this is a case where natural keys become bad, varchar(128) is just to big for a PK in my book. it forces you to have a big fat (very wide) PK or index in the review table. I'd do it this way:
ProductID int autoincrement PK
UserID int autoincrement PK
ProductSourcID int autoincrement PK
ReviewID int autoincrement PK
ProductID int FK
UserID int FK
ProductSourcID int FK
if you really only want 1 review per product+user+source, then you could make the unique index on ProductID+UserID+ProductSourcID.
You could consider making the PK: ProductID+UserID+ProductSourcID. However, if you need to FK to Reviews in another table, then you need to drag around ProductID+UserID+ProductSourcID. I prefer to FK to ReviewID.
In any case the int+int+int auto increment ProductID+UserID+ProductSourcID is way better than the char(14)+varchar(128)+varchar(128) version, both in terms of disk storage and cache memory usage.

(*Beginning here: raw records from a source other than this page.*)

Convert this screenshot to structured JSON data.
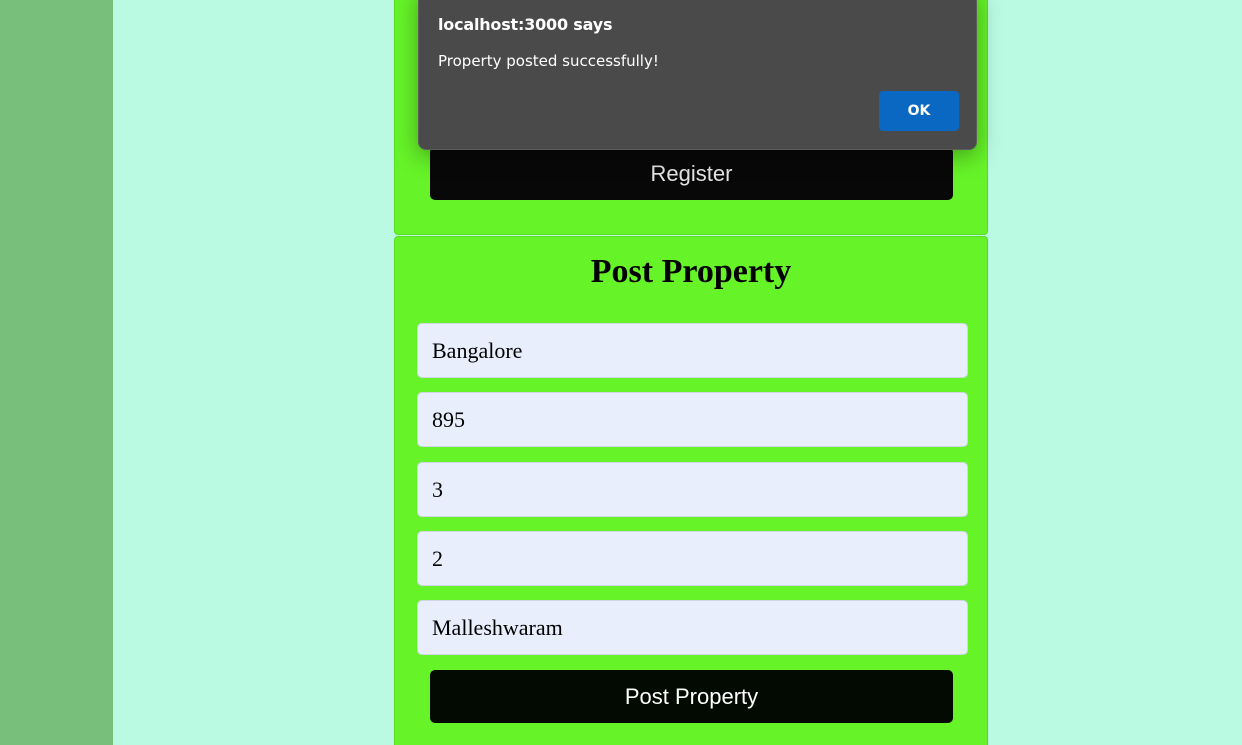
{
  "register_section": {
    "register_label": "Register"
  },
  "post_property": {
    "title": "Post Property",
    "fields": [
      {
        "value": "Bangalore"
      },
      {
        "value": "895"
      },
      {
        "value": "3"
      },
      {
        "value": "2"
      },
      {
        "value": "Malleshwaram"
      }
    ],
    "submit_label": "Post Property"
  },
  "alert": {
    "title": "localhost:3000 says",
    "message": "Property posted successfully!",
    "ok_label": "OK"
  },
  "colors": {
    "page_background": "#baf9e2",
    "left_strip": "#77bf7b",
    "card_background": "#66f428",
    "field_background": "#e8eefc",
    "button_dark": "#080808",
    "dialog_background": "#4a4a4a",
    "dialog_ok": "#0b68c2"
  }
}
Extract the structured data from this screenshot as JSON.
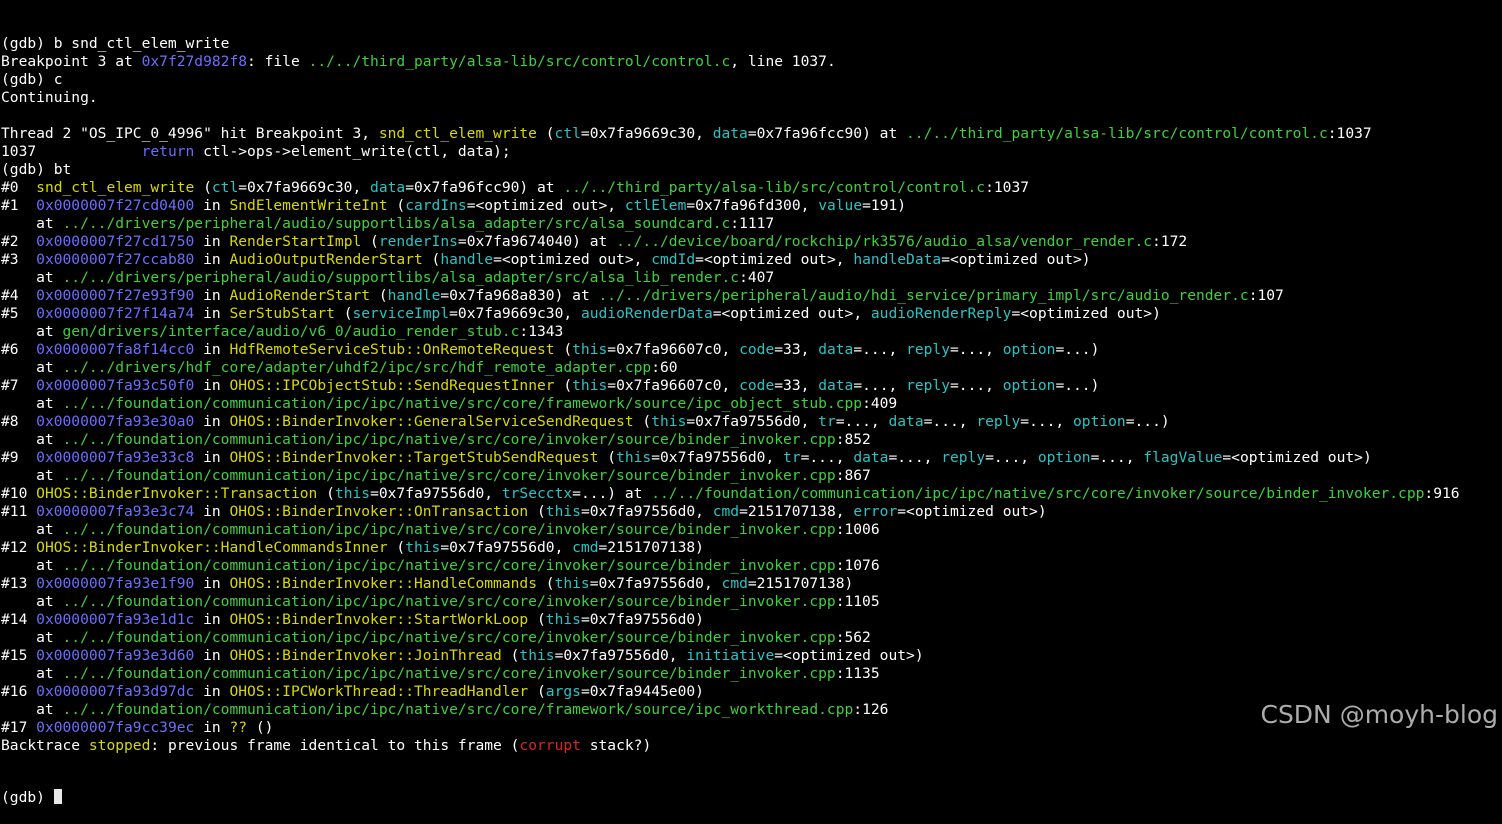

It is much easier for the database to use and store the fixed width int+int+int index values than the char(14)+varchar(128)+varchar(128) version as well.
Also, by using the auto increment PKs, the user can change their UserName (marriage/divorce) and not break all the FKs. It will force all of your ProductSource values to be standerdized and not free text, impossible to join to.

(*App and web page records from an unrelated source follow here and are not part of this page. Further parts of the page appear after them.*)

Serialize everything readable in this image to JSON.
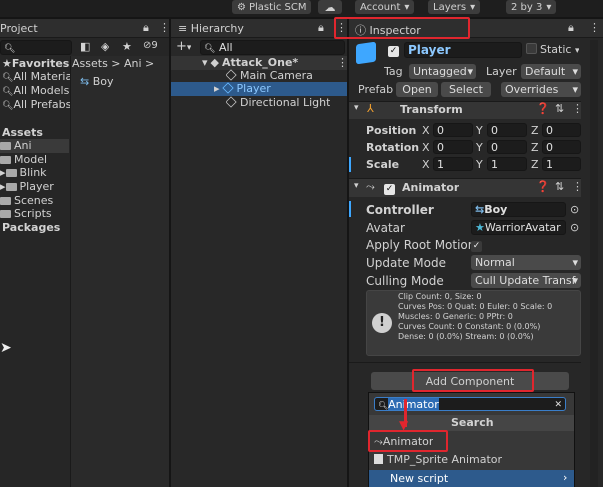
{
  "toolbar": {
    "plastic_scm": "Plastic SCM",
    "account": "Account",
    "layers": "Layers",
    "layout": "2 by 3"
  },
  "project": {
    "tab": "Project",
    "add": "+",
    "search_icon": "search-icon",
    "badge_count": "9",
    "favorites_title": "Favorites",
    "favorites": [
      "All Materia",
      "All Models",
      "All Prefabs"
    ],
    "assets_title": "Assets",
    "folders": [
      "Ani",
      "Model",
      "Blink",
      "Player",
      "Scenes",
      "Scripts"
    ],
    "packages_title": "Packages",
    "breadcrumb": "Assets > Ani >",
    "files": [
      "Boy"
    ]
  },
  "hierarchy": {
    "tab": "Hierarchy",
    "add": "+",
    "search": "All",
    "scene": "Attack_One*",
    "items": [
      "Main Camera",
      "Player",
      "Directional Light"
    ]
  },
  "inspector": {
    "tab": "Inspector",
    "object_name": "Player",
    "static_label": "Static",
    "tag_label": "Tag",
    "tag_value": "Untagged",
    "layer_label": "Layer",
    "layer_value": "Default",
    "prefab_label": "Prefab",
    "prefab_open": "Open",
    "prefab_select": "Select",
    "prefab_overrides": "Overrides",
    "transform": {
      "title": "Transform",
      "rows": [
        {
          "label": "Position",
          "x": "0",
          "y": "0",
          "z": "0"
        },
        {
          "label": "Rotation",
          "x": "0",
          "y": "0",
          "z": "0"
        },
        {
          "label": "Scale",
          "x": "1",
          "y": "1",
          "z": "1"
        }
      ],
      "axis_x": "X",
      "axis_y": "Y",
      "axis_z": "Z"
    },
    "animator": {
      "title": "Animator",
      "controller_label": "Controller",
      "controller_value": "Boy",
      "avatar_label": "Avatar",
      "avatar_value": "WarriorAvatar",
      "root_motion_label": "Apply Root Motion",
      "update_mode_label": "Update Mode",
      "update_mode_value": "Normal",
      "culling_mode_label": "Culling Mode",
      "culling_mode_value": "Cull Update Transf",
      "info": [
        "Clip Count: 0, Size: 0",
        "Curves Pos: 0 Quat: 0 Euler: 0 Scale: 0",
        "Muscles: 0 Generic: 0 PPtr: 0",
        "Curves Count: 0 Constant: 0 (0.0%)",
        "Dense: 0 (0.0%) Stream: 0 (0.0%)"
      ]
    },
    "add_component": "Add Component",
    "search_value": "Animator",
    "search_title": "Search",
    "results": [
      "Animator",
      "TMP_Sprite Animator",
      "New script"
    ]
  },
  "colors": {
    "highlight_red": "#e0262e",
    "selection_blue": "#2d5a8c"
  }
}
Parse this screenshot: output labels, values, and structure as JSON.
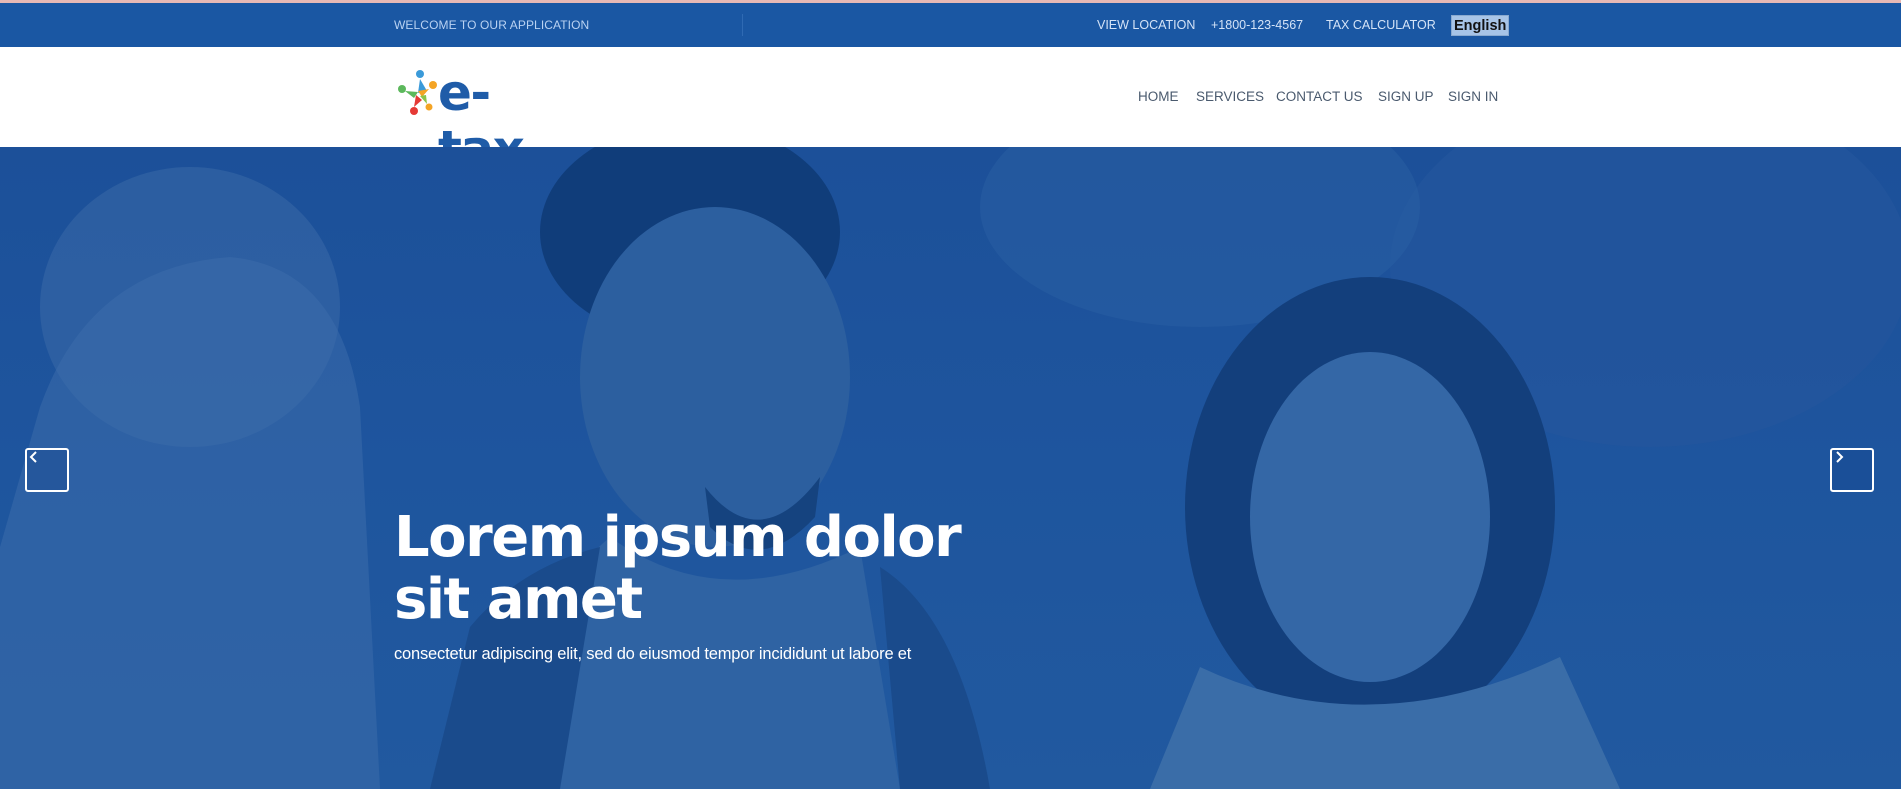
{
  "topbar": {
    "welcome": "WELCOME TO OUR APPLICATION",
    "links": [
      "VIEW LOCATION",
      "+1800-123-4567",
      "TAX CALCULATOR"
    ],
    "language": "English"
  },
  "brand": {
    "name": "e-tax",
    "colors": [
      "#1f5ca8",
      "#e53935",
      "#f4a425",
      "#5cb85c",
      "#3b9ad9"
    ]
  },
  "nav": {
    "items": [
      "HOME",
      "SERVICES",
      "CONTACT US",
      "SIGN UP",
      "SIGN IN"
    ]
  },
  "hero": {
    "title": "Lorem ipsum dolor sit amet",
    "subtitle": "consectetur adipiscing elit, sed do eiusmod tempor incididunt ut labore et",
    "prev_icon": "chevron-left-icon",
    "next_icon": "chevron-right-icon",
    "overlay_color": "#1c5099"
  }
}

EDIT based on OP's comment:
This will dramatically complicate
insertions and i don't need any
additional info for users or source.
What about using hash of this fields
as primary key?
I'm not sure how the IDs complicate insertions. however, if you are unable/unwilling to change the PKs of the other tables, then a hash is the best way to go, but I would not make it the PK. Never make a hash a PK, there can be collisions, preventing insertion of legitimate data. Use an auto generate INT as the PK and add a hash column. You should do it this way. Create a new column in Reviews, called "ReviewHash" and add an index to it, you could include the productid, user, and source columns as "covered columns" if you expect many collisions (multiple different rows that have the same hash value). Also, do the
WHERE do it like:
this will allow for an index to be used on the Review.Hash column and by also checking the productid, user and source, it will eliminate any invalid data if there was a hash collision.
if you do your query like:
then an index can't be used, and the query must apply the
YourHashFunction to every row in the table. Also, if you leave off the checks for productid, user, and source, you will get results where the hashs work out the same but the actual values differ.